Singapore has awarded additional Qualifying Foreign Law Practice licenses to four international law firms out of 23 that applied.

Sidley Austin, Linklaters, Jones Day, and Gibson, Dunn & Crutcher are the four firms that received QFLP status, Singapore’s Ministry of Law announced today. Unlike other foreign firms, QFLP firms are allowed to practice local Singapore law in certain areas and directly hire Singapore-qualified lawyers.
 
The four new QFLPs join six firms that were awarded licenses when the program was first rolled out in 2008: Allen & Overy, Clifford Chance, Herbert Smith, Latham & Watkins, Norton Rose, and White & Case.
 
In deciding who to name this time around, the ministry said it considered factors including the value of offshore work the firm’s Singapore office would generate, the number of lawyers who would be based in Singapore, and the degree to which the Singapore office would serve as a regional headquarters.
 
The ministry did not name the unsuccessful applicants but firms that had previously said they were applying in this round include DLA Piper, Ashurst, and K&L Gates.
 
The QFLP scheme embodies the Singaporean government’s desire to simultaneously make Singapore a regional hub for international law firms while avoiding complete domination of its local profession by foreign firms.

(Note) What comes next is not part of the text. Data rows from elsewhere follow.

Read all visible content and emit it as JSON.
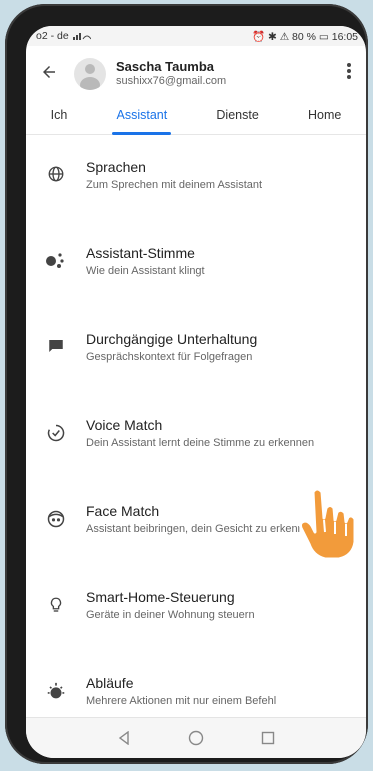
{
  "status": {
    "carrier": "o2 - de",
    "right": "⏰ ✱ ⚠ 80 % ▭ 16:05"
  },
  "header": {
    "name": "Sascha Taumba",
    "email": "sushixx76@gmail.com",
    "back_icon": "arrow-left-icon",
    "more_icon": "more-vert-icon"
  },
  "tabs": [
    {
      "label": "Ich"
    },
    {
      "label": "Assistant",
      "active": true
    },
    {
      "label": "Dienste"
    },
    {
      "label": "Home"
    }
  ],
  "items": [
    {
      "icon": "globe-icon",
      "title": "Sprachen",
      "subtitle": "Zum Sprechen mit deinem Assistant"
    },
    {
      "icon": "assistant-dots-icon",
      "title": "Assistant-Stimme",
      "subtitle": "Wie dein Assistant klingt"
    },
    {
      "icon": "chat-icon",
      "title": "Durchgängige Unterhaltung",
      "subtitle": "Gesprächskontext für Folgefragen"
    },
    {
      "icon": "voice-match-icon",
      "title": "Voice Match",
      "subtitle": "Dein Assistant lernt deine Stimme zu erkennen"
    },
    {
      "icon": "face-icon",
      "title": "Face Match",
      "subtitle": "Assistant beibringen, dein Gesicht zu erkennen"
    },
    {
      "icon": "lightbulb-icon",
      "title": "Smart-Home-Steuerung",
      "subtitle": "Geräte in deiner Wohnung steuern"
    },
    {
      "icon": "routine-icon",
      "title": "Abläufe",
      "subtitle": "Mehrere Aktionen mit nur einem Befehl"
    }
  ],
  "navbar": {
    "back_icon": "nav-back-triangle-icon",
    "home_icon": "nav-home-circle-icon",
    "recents_icon": "nav-recents-square-icon"
  },
  "colors": {
    "accent": "#1a73e8",
    "hand": "#f29b3b"
  }
}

Before the QFLPs were introduced, foreign firms were only permitted to practice local law through joint law ventures with local firms.
 
These JLVs were non-exclusive, and tensions invariably arose as each firm within the venture continued to freely work with other firms outside of it. Most JLVs involving major U.S. firms quickly collapsed, and most of the large U.K. firms pulled out the moment QFLPs became available. Clifford Chance and Allen & Overy, for instance, were both previously in JLVs with local firms WongPartnership and Shook, Lin & Bok, respectively.
 
Linklaters’ successful QFLP application this time around followed the collapse last year of its JLV with local market leader Allen & Gledhill. The firms’ decade-long arrangement fell apart when Allen & Gledhill decided to discuss a strategic alliance with Allen & Overy. Those talks ended without a deal, but the Singaporean government decided to make such tie-ups easier by permitting international law firms to own one-third stakes in local ones.
 
Though foreign firms are clearly interested in becoming QFLPs, those who have the status largely regard it as “nice to have” rather than a necessity. QFLP firms have hired relatively small numbers of Singaporean lawyers, most of whom are dual-qualified.
 
Email: alin@alm.com .